### Problem to solve
Look through the entries below and count the lines that contain "color". Reply with that number only.

### Records provided
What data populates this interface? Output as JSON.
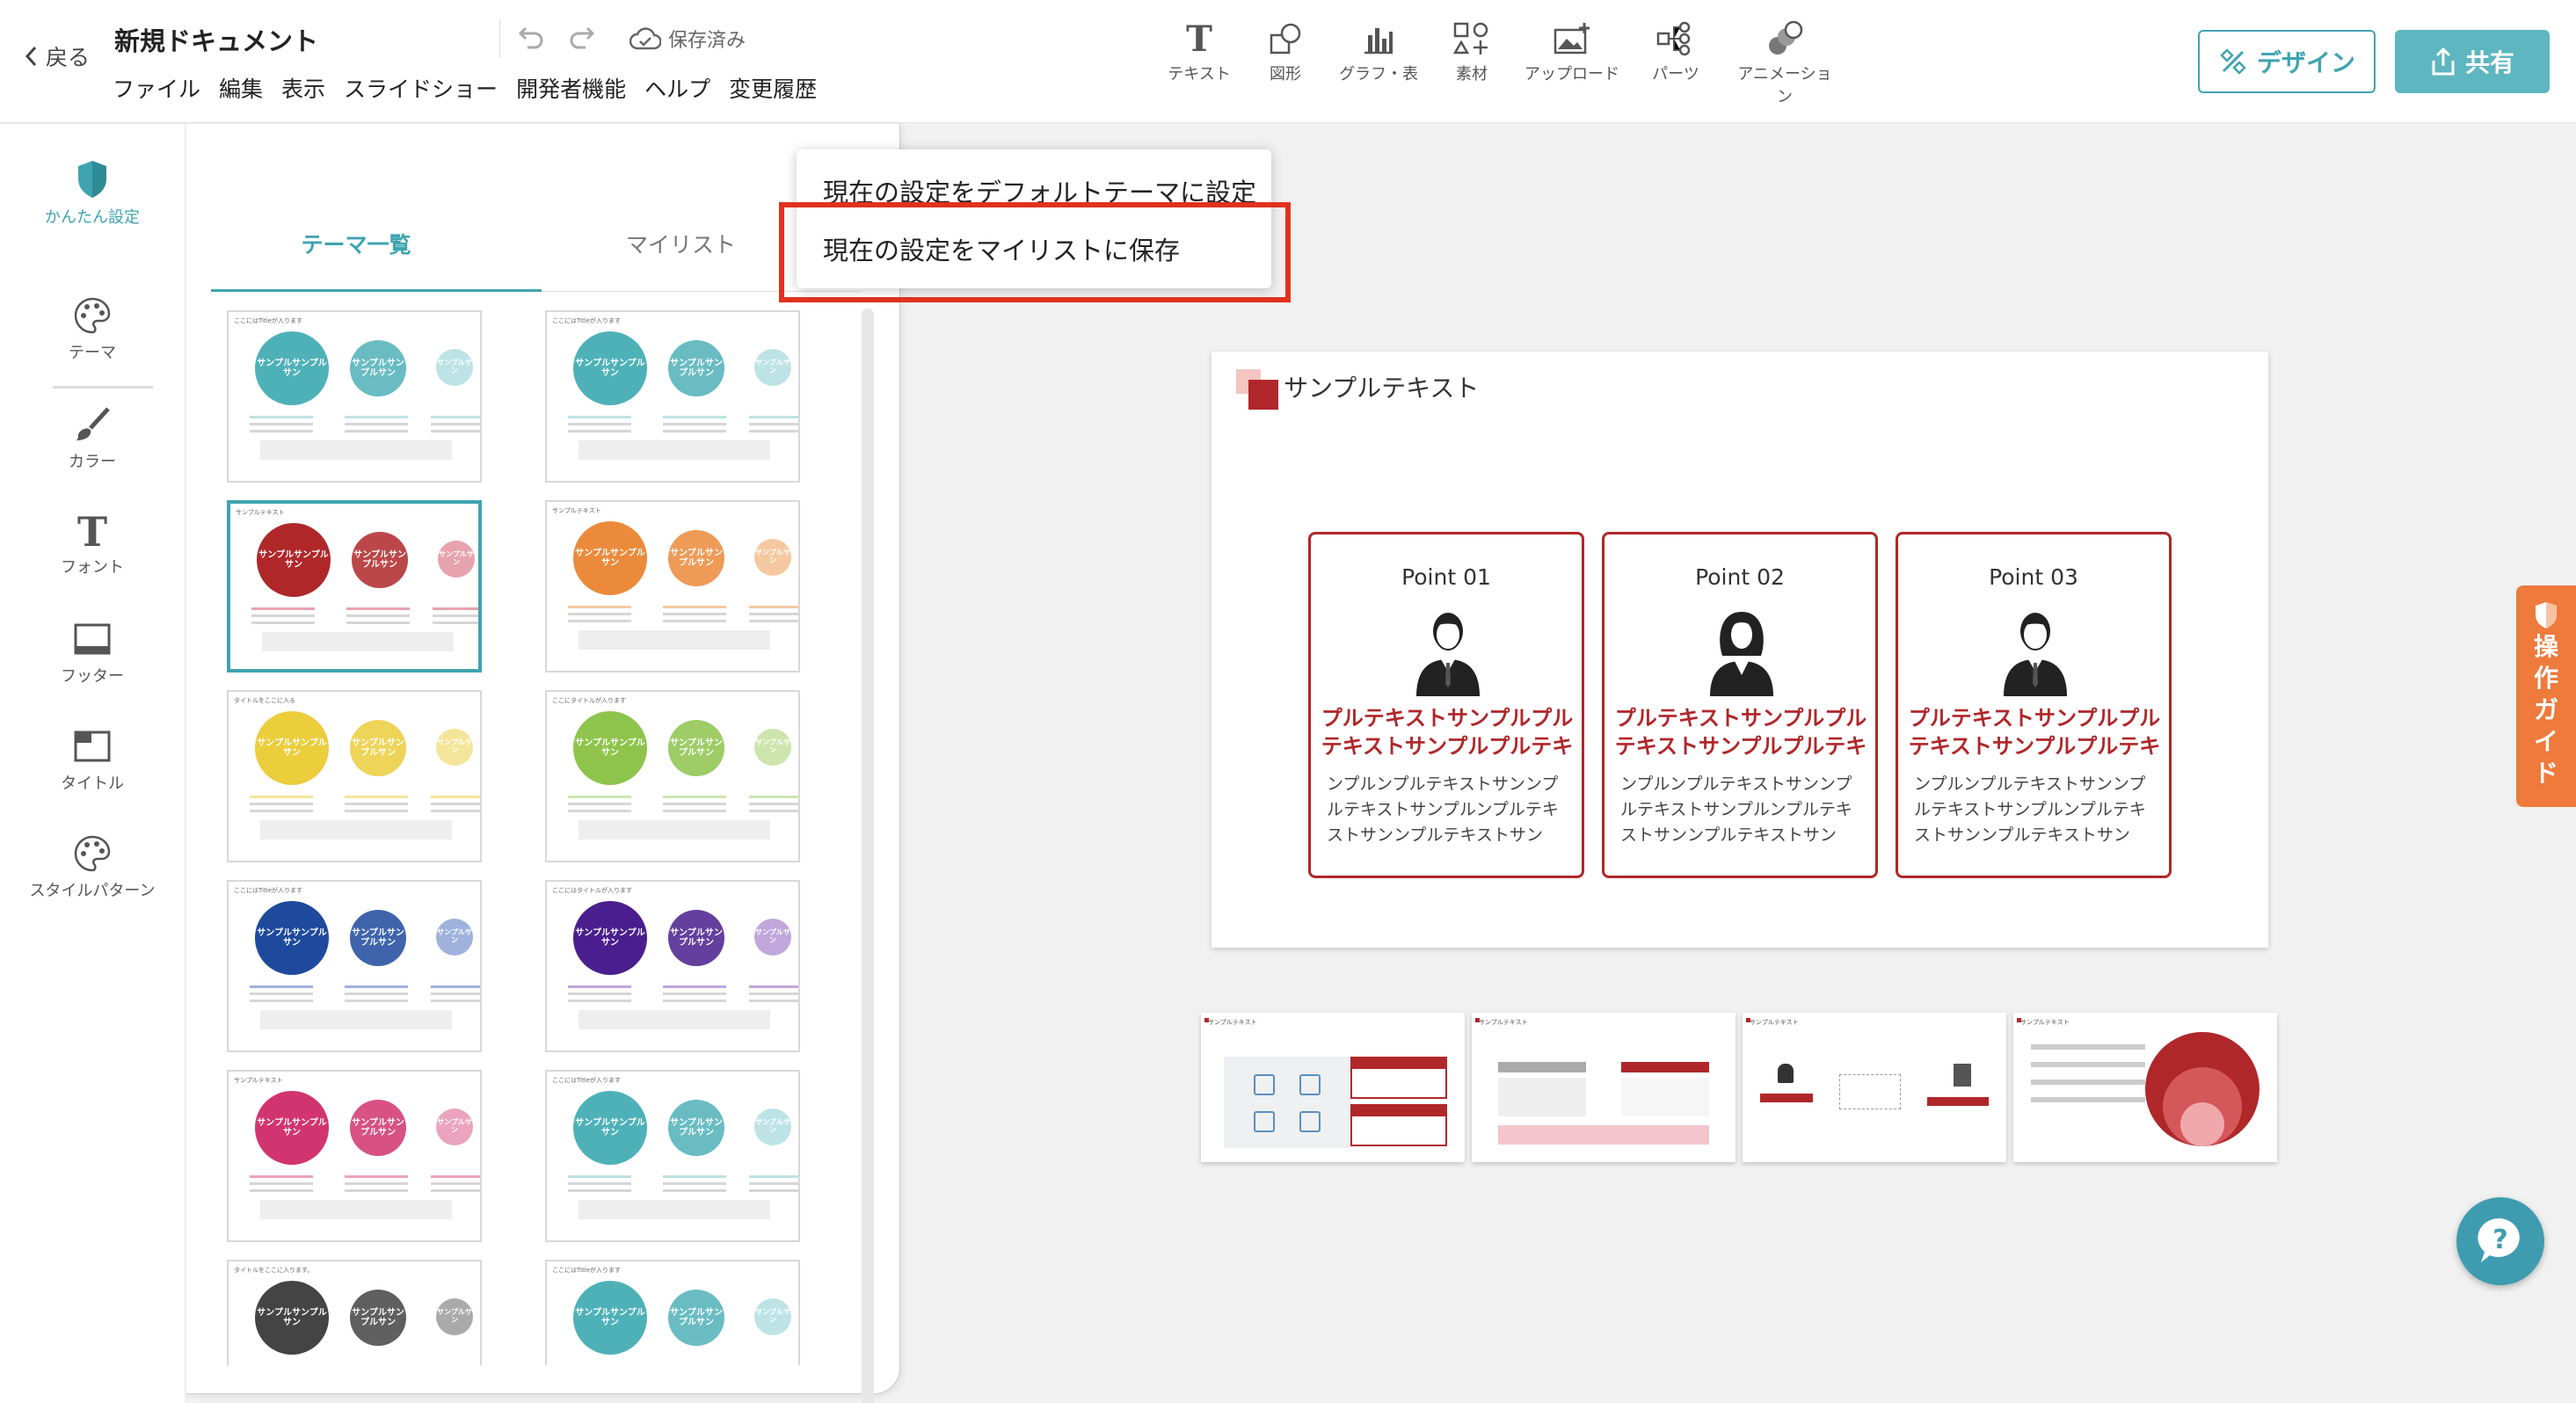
{
  "header": {
    "back_label": "戻る",
    "doc_title": "新規ドキュメント",
    "menu": [
      "ファイル",
      "編集",
      "表示",
      "スライドショー",
      "開発者機能",
      "ヘルプ",
      "変更履歴"
    ],
    "saved_label": "保存済み",
    "tools": [
      {
        "label": "テキスト",
        "icon": "text-tool-icon"
      },
      {
        "label": "図形",
        "icon": "shape-tool-icon"
      },
      {
        "label": "グラフ・表",
        "icon": "chart-tool-icon"
      },
      {
        "label": "素材",
        "icon": "material-tool-icon"
      },
      {
        "label": "アップロード",
        "icon": "upload-tool-icon"
      },
      {
        "label": "パーツ",
        "icon": "parts-tool-icon"
      },
      {
        "label": "アニメーション",
        "icon": "animation-tool-icon"
      }
    ],
    "design_label": "デザイン",
    "share_label": "共有"
  },
  "sidebar": {
    "items": [
      {
        "label": "かんたん設定",
        "icon": "shield-icon"
      },
      {
        "label": "テーマ",
        "icon": "palette-icon"
      },
      {
        "label": "カラー",
        "icon": "brush-icon"
      },
      {
        "label": "フォント",
        "icon": "font-icon"
      },
      {
        "label": "フッター",
        "icon": "footer-icon"
      },
      {
        "label": "タイトル",
        "icon": "title-icon"
      },
      {
        "label": "スタイルパターン",
        "icon": "palette-icon"
      }
    ]
  },
  "panel": {
    "tab_themes": "テーマ一覧",
    "tab_mylist": "マイリスト"
  },
  "dropdown": {
    "item1": "現在の設定をデフォルトテーマに設定",
    "item2": "現在の設定をマイリストに保存"
  },
  "themes": [
    {
      "color": "#4fb1b8",
      "light": "#bde3e6",
      "top": "ここにはTitleが入ります",
      "selected": false
    },
    {
      "color": "#4fb1b8",
      "light": "#bde3e6",
      "top": "ここにはTitleが入ります",
      "selected": false
    },
    {
      "color": "#b0272a",
      "light": "#e6a3ad",
      "top": "サンプルテキスト",
      "selected": true
    },
    {
      "color": "#ec8a3c",
      "light": "#f5c9a0",
      "top": "サンプルテキスト",
      "selected": false
    },
    {
      "color": "#eccd3c",
      "light": "#f4e59a",
      "top": "タイトルをここに入る",
      "selected": false
    },
    {
      "color": "#8ec44c",
      "light": "#cde5ad",
      "top": "ここにタイトルが入ります",
      "selected": false
    },
    {
      "color": "#1e4a9e",
      "light": "#9fb2dd",
      "top": "ここにはTitleが入ります",
      "selected": false
    },
    {
      "color": "#4a1e8e",
      "light": "#c1a6dc",
      "top": "ここにはタイトルが入ります",
      "selected": false
    },
    {
      "color": "#d1346e",
      "light": "#eba4bd",
      "top": "サンプルテキスト",
      "selected": false
    },
    {
      "color": "#4fb1b8",
      "light": "#bde3e6",
      "top": "ここにはTitleが入ります",
      "selected": false
    },
    {
      "color": "#444444",
      "light": "#aaaaaa",
      "top": "タイトルをここに入ります。",
      "selected": false
    },
    {
      "color": "#4fb1b8",
      "light": "#bde3e6",
      "top": "ここにはTitleが入ります",
      "selected": false
    }
  ],
  "theme_circle_labels": [
    "サンプルサンプルサン",
    "サンプルサンプルサン",
    "サンプルサン"
  ],
  "slide": {
    "title": "サンプルテキスト",
    "accent": "#b0272a",
    "points": [
      {
        "label": "Point 01",
        "heading": "プルテキストサンプルプルテキストサンプルプルテキ",
        "body": "ンプルンプルテキストサンンプルテキストサンプルンプルテキストサンンプルテキストサン",
        "person": "male"
      },
      {
        "label": "Point 02",
        "heading": "プルテキストサンプルプルテキストサンプルプルテキ",
        "body": "ンプルンプルテキストサンンプルテキストサンプルンプルテキストサンンプルテキストサン",
        "person": "female"
      },
      {
        "label": "Point 03",
        "heading": "プルテキストサンプルプルテキストサンプルプルテキ",
        "body": "ンプルンプルテキストサンンプルテキストサンプルンプルテキストサンンプルテキストサン",
        "person": "male"
      }
    ]
  },
  "filmstrip": [
    {
      "title": "サンプルテキスト"
    },
    {
      "title": "サンプルテキスト"
    },
    {
      "title": "サンプルテキスト"
    },
    {
      "title": "サンプルテキスト"
    }
  ],
  "guide_label": "操作ガイド"
}
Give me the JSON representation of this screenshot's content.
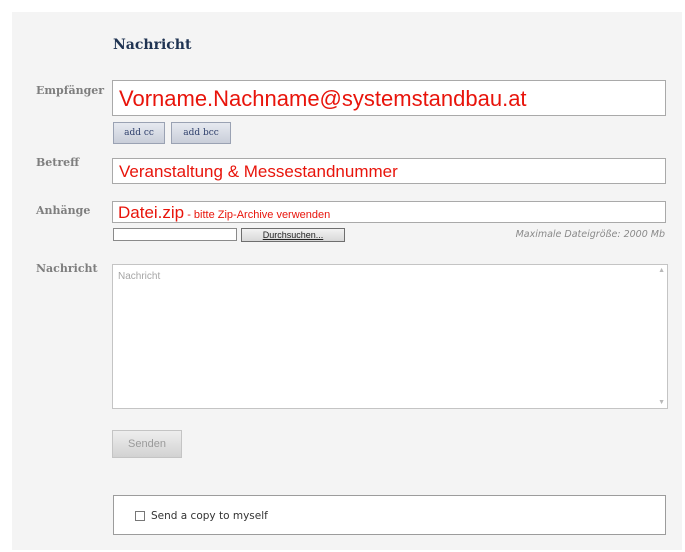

### Answer
12